An insurance company has reached a settlement with state regulators over discrimination in rates charged to black policy holders. A statement issued by the Texas Department of Insurance says Austin-based Citizens National Life Insurance settled the complaints against two companies citizens subsequently acquired. The statement stressed that Citizens was not accused of discriminating against black policyholders. The statement says the predecessor companies historically sold various types of insurance policies to black consumers at rates higher than those charged white policyholders. Under the settlement, the company will add 23 percent to the face values of eligible policies.
Chase’s online banking service was restored just after 1 a.m. EST on Wednesday after being down all day Tuesday. The site went down on Monday night, affecting its 16.5 million customers who bank online. Chase spokesman Thomas Kelly couldn’t specify the exact time service was disrupted, or the reasons for the outage, only saying that it stemmed from a technical problem. Outraged bank customers took to their Twitter accounts to share their frustration. Some wondered what would happen to automated bill payments scheduled for that day. Kelly said Chase would work with any customers who had online bill payment deadlines they couldn’t meet because of the outage.
A federal regulator is criticizing banks for failing to take back bad mortgages sold to giant mortgage buyers Fannie Mae and Freddie Mac. Edward Demarco, acting director of the Federal Housing Finance Agency, says in testimony prepared for a House committee hearing that the two government-controlled companies had tried to send more than $11 billion in bad loans back to lenders as of this summer, but have met resistance. A third of those requests has been outstanding for at least three months. Demarco says delays by lenders in repurchasing these loans are a significant concern. Investors who buy loans from banks have the right to force lenders to repurchase them if they later discover fraudulent statements on loan applications.
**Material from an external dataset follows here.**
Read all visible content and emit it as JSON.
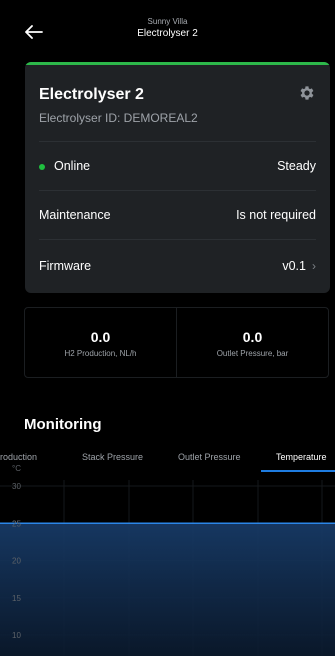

The nation’s farmers’ markets are attracting few food stamp users, despite widespread efforts to reach out to low-income shoppers. About one-fourth of the nation’s 6,000 or so farmers’ markets accept food stamps, now known as Supplemental Nutrition Assistance Program, or SNAP. But the U.S. Department of Agriculture says less than 0.01 percent of SNAP benefits redeemed last year went to farmers’ markets. It says 82 percent went to grocery stores and supercenters. Advocates say the issue is important because one in eight Americans now receives food stamps. And low-income communities often have higher rates of obesity, diabetes and other health problems made worse without access to fresh, healthy foods.
Microsoft says a “beta” test version of Internet Explorer 9, its newest Web browser software, is now available for download. Microsoft’s updated browser taps into powerful processors on newer computers to make websites run faster. The software maker has also redesigned the way the browser looks. The IE9 frame around Websites is now translucent, and there are few buttons. That means more of the screen space can be devoted to the Website’s contents. The new browser lets people treat Websites like programs on Windows 7 computers. They can “pin” sites to the task bar at the bottom of the screen, creating a one-click shortcut. IE9 can only work on PCs with Windows 7 or Vista. It doesn’t work on older Windows XP computers or on Macs.